No sooner the soul has touched the inner kingdom, which is the divine
kingdom, than the true nobility of the soul becomes manifest from that soul in the
form of graciousness. The kings and those belonging to the aristocratic families
were trained in the manner of graciousness. But it is born in the heart of man.
This means every soul shows the aristocratic manner from the moment it touches
the inner kingdom. This shows that the true aristocracy is the nobility of the
soul, when the soul begins to express in every feeling, thought, word and action
that graciousness which belongs to God Himself.
Graciousness is quite different from that wrong manner which is termed in
English patronizing. The gracious one, before expressing that noble attribute,
tries to hide himself even from his own eyes. The reason why the great ones are
gracious, the truly noble people, is because they are more sensitive to all the
hurt or harm that comes to them by the unripe. And therefore out of their
kindness they try to keep themselves back from doing it to another, however
small in position.
There is a story of a dervish who was standing in the royal
road at the moment when the procession of the king was passing. Happy in his
rags as he was, he did not at all mind who was coming. He did not move an inch
on the warnings of the people who were running before the procession, till they
pushed him away. Yet he did not move very far, only said: 'That is why.' There
came the body guards on horseback; they did not push him but said: 'Away, away,
dervish, do you not see the procession coming?' The dervish did not move an
inch, but only answered: 'That is why.' Then followed the noblemen. They saw the
dervish standing. They did not like to tell him to move; they moved their own
horses instead. The dervish seeing that said: 'That is why.' Then arrived the
chariot of the king. His eyes fell on the dervish standing in rags boldly in the
middle of the road. Instead of waiting for his bow, the king bowed himself, and
the dervish answered: 'That is why.' There was a young man standing by his side.
He could not understand the meaning of that word: 'That is why,' for every
treatment. And when he asked the dervish to kindly explain what he meant by the
word, 'That is why,' he said: ' It explains all I mean.'
There is a great truth in what Christ has said in the sermon on the mount,
that 'Blessed are the humble, for they will inherit the kingdom of the earth.'
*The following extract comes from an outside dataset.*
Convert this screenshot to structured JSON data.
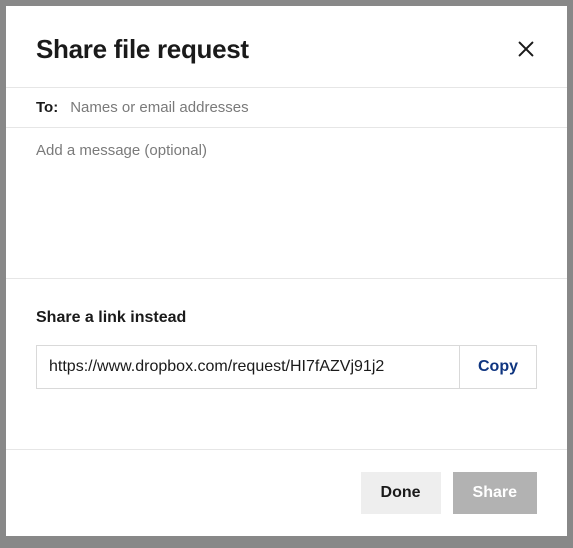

This will always prove true whatever be the time and evolution of the world. Be
it the time of aristocracy, be it the period of democracy, the value of that
nobility of nature which is expressed in graciousness, will always command its
price. It is easy to know this word but most difficult to practice it through
life, for there is no end to the thought that it needs to be given to every
action in life. It wants judgment and the fair sense of weighing and measuring
all one does. Besides that it needs the fine sense of art and beauty, for in
making the personality finished, one attains to the highest degree of art.
making of the personality is the highest art there is. The Sufi whose life's
object is to cultivate humane attributes and in which lies the fulfillment of
the purpose of his life, considers this as his religion.
A young man one day showed a little impatience to his aged
father, who at his age could not hear very clearly, and had asked him three
times to tell him again. Seeing the disturbed expression in his face, the father
said: 'My son, do you remember that there was a day when you were a little child
and asked me what the bird was? And I said to you: 'The sparrow.' You perhaps
asked me fifty times and I had the patience to repeat it to you again and again,
without being hurt or troubled about it. Only I was pleased to tell you all I
knew. Now, when I cannot hear you clearly, you can at least have patience with
me if I did not hear you once, to explain to me twice.'
It seems that in order to learn that noble manner of life, what is mostly
needed is patience, sometimes in the form of endurance, sometimes in the form of
consideration and sometimes in the form of forgiveness.